- “build integration” — using GitHub to trigger builds “authentication integration” — using GitHub as the source of authentication information to secure a Jenkins instance.
With the help of the Git plugin Jenkins can easily pull source code from any Git repository that the Jenkins build node can access.
The GitHub plugin extends upon that integration further by providing improved bi-directional integration with GitHub. Allowing you to set up a Service Hook which will hit your Jenkins instance every time a change is pushed to GitHub.
Advantage of Jenkins
- Jenkins is an open-source tool that is extremely easy to install and use.
- It is free and available for all the platforms like Windows, macOS, Linux, and others.
- It has great community support
- It has 1000+ plugins to ease your work.
- You can also code the plugin and provide that to the community.
- It is build using Java hence it is portable with all the major platforms.

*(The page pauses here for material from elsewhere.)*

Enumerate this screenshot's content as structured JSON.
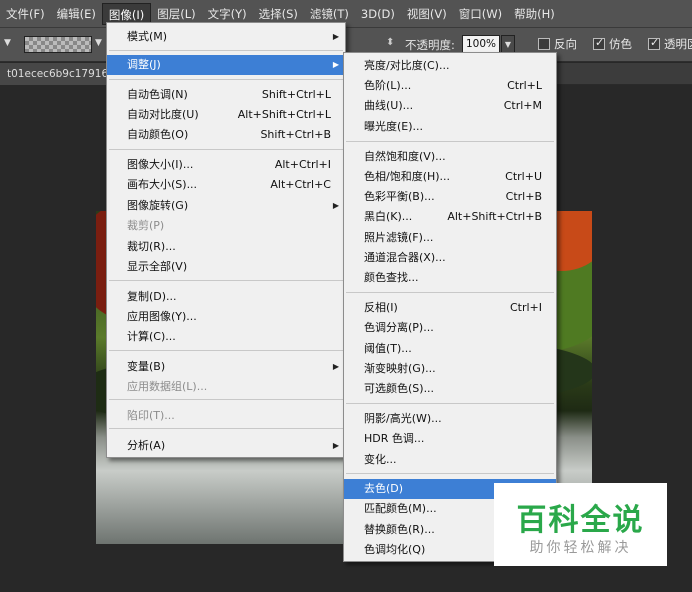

- Due to CI/CD, it detects errors quickly and that saves the time of the developer as well.